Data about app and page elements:
──────────

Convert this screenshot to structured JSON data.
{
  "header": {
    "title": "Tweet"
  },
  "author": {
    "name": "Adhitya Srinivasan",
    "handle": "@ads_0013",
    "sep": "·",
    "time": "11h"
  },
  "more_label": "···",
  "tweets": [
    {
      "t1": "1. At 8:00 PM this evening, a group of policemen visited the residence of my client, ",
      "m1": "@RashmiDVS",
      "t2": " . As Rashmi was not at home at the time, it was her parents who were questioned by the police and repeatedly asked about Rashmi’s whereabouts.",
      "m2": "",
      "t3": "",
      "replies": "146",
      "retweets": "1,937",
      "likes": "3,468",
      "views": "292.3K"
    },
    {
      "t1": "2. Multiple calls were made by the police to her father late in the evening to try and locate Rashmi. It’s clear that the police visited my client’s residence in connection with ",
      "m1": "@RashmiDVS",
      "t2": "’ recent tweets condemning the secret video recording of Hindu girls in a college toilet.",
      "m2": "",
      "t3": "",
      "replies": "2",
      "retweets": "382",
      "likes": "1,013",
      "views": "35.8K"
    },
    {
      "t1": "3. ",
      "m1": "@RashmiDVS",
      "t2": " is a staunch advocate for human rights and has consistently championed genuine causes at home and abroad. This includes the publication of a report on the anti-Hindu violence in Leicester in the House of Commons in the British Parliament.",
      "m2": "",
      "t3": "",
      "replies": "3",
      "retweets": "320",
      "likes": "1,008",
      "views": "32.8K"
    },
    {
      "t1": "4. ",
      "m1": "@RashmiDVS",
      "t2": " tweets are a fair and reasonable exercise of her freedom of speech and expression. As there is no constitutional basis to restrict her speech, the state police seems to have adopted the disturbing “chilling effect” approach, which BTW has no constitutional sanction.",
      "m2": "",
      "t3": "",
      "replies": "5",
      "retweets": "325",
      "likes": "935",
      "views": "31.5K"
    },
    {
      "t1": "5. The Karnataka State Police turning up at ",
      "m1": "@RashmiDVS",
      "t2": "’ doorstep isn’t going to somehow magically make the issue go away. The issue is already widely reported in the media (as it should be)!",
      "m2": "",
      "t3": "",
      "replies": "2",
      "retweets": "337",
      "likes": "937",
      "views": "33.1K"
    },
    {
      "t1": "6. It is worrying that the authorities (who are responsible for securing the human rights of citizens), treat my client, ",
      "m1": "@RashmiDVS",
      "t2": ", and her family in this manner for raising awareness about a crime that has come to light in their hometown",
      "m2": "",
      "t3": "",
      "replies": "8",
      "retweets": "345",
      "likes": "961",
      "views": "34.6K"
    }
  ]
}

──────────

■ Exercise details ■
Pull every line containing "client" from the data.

■ Task output ■
      "t1": "1. At 8:00 PM this evening, a group of policemen visited the residence of my client, ",
      "t1": "2. Multiple calls were made by the police to her father late in the evening to try and locate Rashmi. It’s clear that the police visited my client’s residence in connection with ",
      "t1": "6. It is worrying that the authorities (who are responsible for securing the human rights of citizens), treat my client, ",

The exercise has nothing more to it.